Alameda's Seniors Face Soaring Housing Costs

Charlie Edwards' model train layout in his Alameda apartment.  (Jenee Darden/KQED)

Charlie Edwards, 76, is a retired gardener who loves trains, and in his Alameda apartment he has built an amazing model layout that covers his entire living room and dining area. But over the past year, the future of his model train has come to be in doubt, since new owners of the building where he lives raised his rent 24 percent last June.

Edwards now pays $1,300 a month, and says he spends most of his retirement benefits and Social Security on rent.  After that, he’s left with just a few hundred dollars for the remainder of his monthly costs.

The rent hike has changed his life.

“I go to the food bank and right now it’s very stressful,” said Edwards. “I’m just kind of beside myself because I didn’t move in here with a sleeping bag and backpack, you know? And I just don’t know what to do now.”


In the battle for affordable housing  in Alameda, some of the residents on the front line are seniors. The City Council recently gave preliminary approval to a measure limiting rent hikes to once a year. For increases above 5 percent, landlords must notify a city review committee for mediation. Landlords are also required to assist tenants with moving costs in certain types of evictions.

According to a study from BAE Urban Economics, more than half of Alameda’s households are rentals. Google recently announced a plan to expand its office on Alameda’s former naval base and bring 150 more jobs to the island. Some tenants fear rents will go even higher.

Seniors like Edwards say that moving is a lot tougher when you get old. There are health issues. Finding work this late in life is a challenge. Moving costs are high. Getting assistance to pack and transport their things is another obstacle. This goes especially for people who are both elderly and living with disabilities. Plus, there’s been no increase in Social Security benefits this year.

Tight-Knit Community Threatened

April Squires is a retired schoolteacher. She is part of the Alameda Renters Coalition, a group of tenants fighting for rent stabilization. Squires sits on the Senior and Disability Action Committee. I met with her and other committee members. Many of them have lived in Alameda for decades. They said some of the perks to living here in their golden years are the flat terrain that makes navigating the island easier on their bodies, and the small, tight-knit community.

“At this time of our lives we have chosen the community we want to be in for the rest of our lives,” Squires said. “The whole psychological upheaval can be crushing.”

Even more crushing is sleeping on the streets.

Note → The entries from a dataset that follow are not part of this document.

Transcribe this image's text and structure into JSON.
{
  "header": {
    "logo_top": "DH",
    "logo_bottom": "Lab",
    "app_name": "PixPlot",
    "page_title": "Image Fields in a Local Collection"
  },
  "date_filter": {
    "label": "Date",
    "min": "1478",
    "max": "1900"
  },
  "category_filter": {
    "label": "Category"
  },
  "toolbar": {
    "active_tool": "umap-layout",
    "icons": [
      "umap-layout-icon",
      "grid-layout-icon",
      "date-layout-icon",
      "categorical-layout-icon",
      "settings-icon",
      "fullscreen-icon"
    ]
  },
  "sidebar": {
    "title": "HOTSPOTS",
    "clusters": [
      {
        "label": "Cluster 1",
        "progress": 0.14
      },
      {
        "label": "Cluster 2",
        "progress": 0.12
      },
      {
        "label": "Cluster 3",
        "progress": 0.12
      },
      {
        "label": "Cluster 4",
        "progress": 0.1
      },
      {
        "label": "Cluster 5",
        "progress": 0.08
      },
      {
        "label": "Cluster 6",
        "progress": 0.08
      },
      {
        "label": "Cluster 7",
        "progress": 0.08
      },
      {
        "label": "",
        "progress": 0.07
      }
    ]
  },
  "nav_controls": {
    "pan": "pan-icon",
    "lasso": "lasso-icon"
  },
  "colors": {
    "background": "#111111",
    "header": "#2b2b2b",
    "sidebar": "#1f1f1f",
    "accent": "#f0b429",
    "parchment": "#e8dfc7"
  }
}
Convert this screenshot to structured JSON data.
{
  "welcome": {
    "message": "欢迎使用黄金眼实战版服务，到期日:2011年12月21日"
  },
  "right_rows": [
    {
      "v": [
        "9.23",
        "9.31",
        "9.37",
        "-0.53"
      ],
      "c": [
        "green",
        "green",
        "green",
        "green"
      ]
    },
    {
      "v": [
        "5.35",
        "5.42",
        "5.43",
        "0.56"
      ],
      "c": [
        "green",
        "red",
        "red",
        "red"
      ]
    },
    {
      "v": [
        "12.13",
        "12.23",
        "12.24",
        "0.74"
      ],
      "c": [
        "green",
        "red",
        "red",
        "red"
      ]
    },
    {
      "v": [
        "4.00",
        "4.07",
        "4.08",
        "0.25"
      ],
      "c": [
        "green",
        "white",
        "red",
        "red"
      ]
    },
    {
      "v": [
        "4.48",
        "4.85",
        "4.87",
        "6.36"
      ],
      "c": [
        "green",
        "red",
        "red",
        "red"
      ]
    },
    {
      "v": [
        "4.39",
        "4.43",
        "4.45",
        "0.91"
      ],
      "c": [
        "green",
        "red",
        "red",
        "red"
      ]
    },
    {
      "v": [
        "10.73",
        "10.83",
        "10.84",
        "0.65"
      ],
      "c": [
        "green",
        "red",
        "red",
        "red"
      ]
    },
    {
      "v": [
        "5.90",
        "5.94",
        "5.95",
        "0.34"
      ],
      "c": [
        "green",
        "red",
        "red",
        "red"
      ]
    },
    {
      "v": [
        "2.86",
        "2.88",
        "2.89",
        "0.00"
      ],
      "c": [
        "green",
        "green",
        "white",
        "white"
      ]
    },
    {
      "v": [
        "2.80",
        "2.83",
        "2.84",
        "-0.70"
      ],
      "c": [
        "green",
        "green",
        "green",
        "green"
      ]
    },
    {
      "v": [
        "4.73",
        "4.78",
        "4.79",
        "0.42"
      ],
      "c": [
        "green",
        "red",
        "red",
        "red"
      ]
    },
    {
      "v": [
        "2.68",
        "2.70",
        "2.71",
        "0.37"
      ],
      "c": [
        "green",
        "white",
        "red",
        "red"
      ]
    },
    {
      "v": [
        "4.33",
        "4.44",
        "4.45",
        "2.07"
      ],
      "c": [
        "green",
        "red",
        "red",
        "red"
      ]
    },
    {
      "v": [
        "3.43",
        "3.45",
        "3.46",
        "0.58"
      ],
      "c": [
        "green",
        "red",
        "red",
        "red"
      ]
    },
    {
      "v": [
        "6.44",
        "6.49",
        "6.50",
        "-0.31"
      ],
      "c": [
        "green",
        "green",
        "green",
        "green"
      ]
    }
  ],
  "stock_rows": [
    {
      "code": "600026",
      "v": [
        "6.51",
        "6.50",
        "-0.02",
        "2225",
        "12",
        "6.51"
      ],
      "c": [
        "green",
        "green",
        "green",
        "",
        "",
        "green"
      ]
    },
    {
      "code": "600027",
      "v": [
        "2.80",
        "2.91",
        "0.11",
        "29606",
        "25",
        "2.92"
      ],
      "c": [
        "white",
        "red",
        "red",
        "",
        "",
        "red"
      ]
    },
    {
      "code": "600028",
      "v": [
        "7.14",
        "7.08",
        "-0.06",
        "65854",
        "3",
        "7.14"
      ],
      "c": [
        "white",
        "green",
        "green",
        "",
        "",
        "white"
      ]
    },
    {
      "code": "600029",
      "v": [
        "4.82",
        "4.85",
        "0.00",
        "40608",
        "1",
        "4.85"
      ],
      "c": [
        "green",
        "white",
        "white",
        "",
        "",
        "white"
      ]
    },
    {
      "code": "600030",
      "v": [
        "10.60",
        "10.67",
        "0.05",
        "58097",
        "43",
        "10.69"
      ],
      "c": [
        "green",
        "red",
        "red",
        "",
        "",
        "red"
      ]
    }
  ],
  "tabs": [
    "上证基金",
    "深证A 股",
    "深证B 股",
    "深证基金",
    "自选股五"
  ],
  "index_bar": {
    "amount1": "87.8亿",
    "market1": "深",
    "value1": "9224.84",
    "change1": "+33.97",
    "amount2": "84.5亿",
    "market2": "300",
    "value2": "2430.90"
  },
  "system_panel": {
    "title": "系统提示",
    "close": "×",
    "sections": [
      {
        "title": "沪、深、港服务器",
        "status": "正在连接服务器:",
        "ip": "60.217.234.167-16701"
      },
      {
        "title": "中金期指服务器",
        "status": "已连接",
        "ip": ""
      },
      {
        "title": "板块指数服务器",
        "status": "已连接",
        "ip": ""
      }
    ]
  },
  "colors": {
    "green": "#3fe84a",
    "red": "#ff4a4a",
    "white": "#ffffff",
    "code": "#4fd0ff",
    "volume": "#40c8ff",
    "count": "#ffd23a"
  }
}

According to a UCSF study, more than 50 percent of America’s homeless are over 50.  Many elderly spend more than half of their income on rent.  Struggling to pay for housing, along with other needs, puts seniors at greater risk for homelessness.

Subsidized housing is an option in Alameda, but in this market the competition is astounding.

“We opened our Section 8 voucher program list for the first time in 11 years and we got 36,000 applications,” said Vanessa Cooper, executive director for the City of Alameda Housing Authority. “We actually could only take 750 of those individuals onto the list. The vast majority of those applications were from the Oakland/Alameda area. We know that the need is very high. “

Cooper described five affordable housing developments that are in the works.

She said, “The difficulty, of course, is that they won’t help people who are searching now because it takes two to three years to actually build those units.”

The city of Alameda requires new developers to designate 15 percent of their units for people with very low to moderate incomes. But Charlie Edwards doesn’t have a few years to wait. I asked him if he had a backup plan and he responded, “No. One lady I talked to said, ‘Where am I supposed to move, the ocean? There are other places doing the same thing they’re doing here.’ ”

The Alameda Renters Coalition is working to get a rent stabilization measure on the November ballot.